  6. 6.
    Ohlsson A, Kubo S, Steinhaus D, Connelly DT, Adler S, Bitkover C, Nordlander R, Ryden L, Bennett T. Continuous ambulatory monitoring of absolute right ventricular pressure and mixed venous oxygen saturation in patients with heart failure using an implantable hemodynamic monitor: Results of a 1 year multicenter feasibility study. Eur Heart J 2001;22:942–954.CrossRefPubMedGoogle Scholar
  7. 7.
    Kjellstrom B, Linde C, Bennett T, Ohlsson A, Ryden L. Six years follow-up of an implanted SvO2 sensor in the right ventricle. Eur J Heart Fail 2004;6:627–634.PubMedGoogle Scholar
  8. 8.
    Adamson PB, Smith AL, Abraham WT, Kleckner KJ, Stadler RW, Shih A, Rhodes MM; InSync III Model 8042 and Attain OTW Lead Model 4193 Clinical Trial Investigators. Continuous autonomic assessment in patients with symptomatic heart failure: Prognostic value of heart rate variability measured by an implanted cardiac resynchronization device. Circulation 2004;110:22389–22394.Google Scholar
  9. 9.
    Scharf C, Cho YK, Bloch KE, Brunckhorst C, Duru F, Balaban K, Foldvary N, Liu L, Burgess RC, Candinas R, Wilkoff BL. Diagnosis of sleep-related breathing disorders by visual analysis of transthoracic impedance signals in pacemakers. Circulation 2004;110:2562–2567.CrossRefPubMedGoogle Scholar
  10. 10.
    Defaye P, Pepin JL, Poezevara Y, Mabo P, Murgatroyd F, Levy P, Garrigue S. Automatic recognition of abnormal respiratory events during sleep by a pacemaker transthoracic impedance sensor. J Cardiovasc Electrophysiol 2004;15:1034–1040.CrossRefPubMedGoogle Scholar
  11. 11.
    Scharf C, Sowelam S, Cho YK, et al. Long-term monitoring of sleep apnea using an implanted device. Heart Rhythm 2005;2:S44 (abstract).CrossRefGoogle Scholar
  12. 12.
    Garrigue S, Bordier P, Jais P, Shah DC, Hocini M, Raherison C, Tunon De Lara M, Haissaguerre M, Clementy J. Benefit of atrial pacing in sleep apnea syndrome. New Engl J Med 2002;346:404–412.CrossRefPubMedGoogle Scholar
  13. 13.
    Ward WK, Wood MD, Slobodzian EP. Continuous amperoteric monitoring of subcutaneous oxygen in rabbit by telemetry. J Med Eng Technol 2002;26:158–167.PubMedGoogle Scholar
  14. 14.
    Janle EM, Kissinger PT. Monitoring physiological variables with membrane probes. Acta Astronaut 1998;43:87–89.CrossRefPubMedGoogle Scholar

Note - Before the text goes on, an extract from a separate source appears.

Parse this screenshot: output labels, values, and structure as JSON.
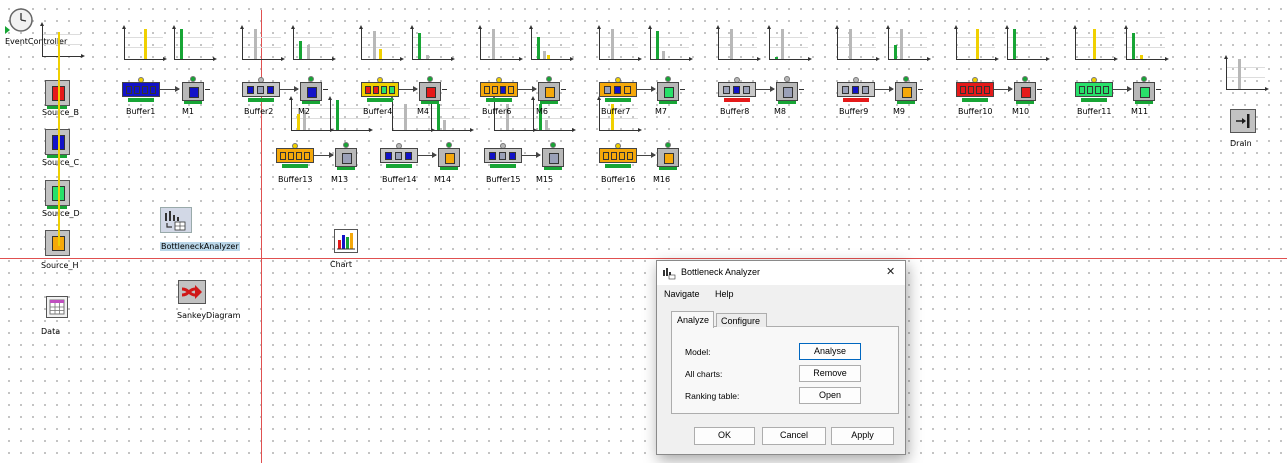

Copyright information

© Springer Science + Business Media, Inc. 2005

Authors and Affiliations

  1. 1.Electrophysiology and Pacing Service, Division of Cardiovascular Disease, Department of MedicineMayo ClinicJacksonville
  2. 2.Cardiology Division, Department of MedicineSan Francisco General HospitalSan Francisco
  3. 3.Department of MedicineUniversity of CaliforniaSan Francisco
  4. 4.Electrophysiology and Pacing Service, Division of Cardiovascular DiseaseMayo ClinicJacksonville

Personalised recommendations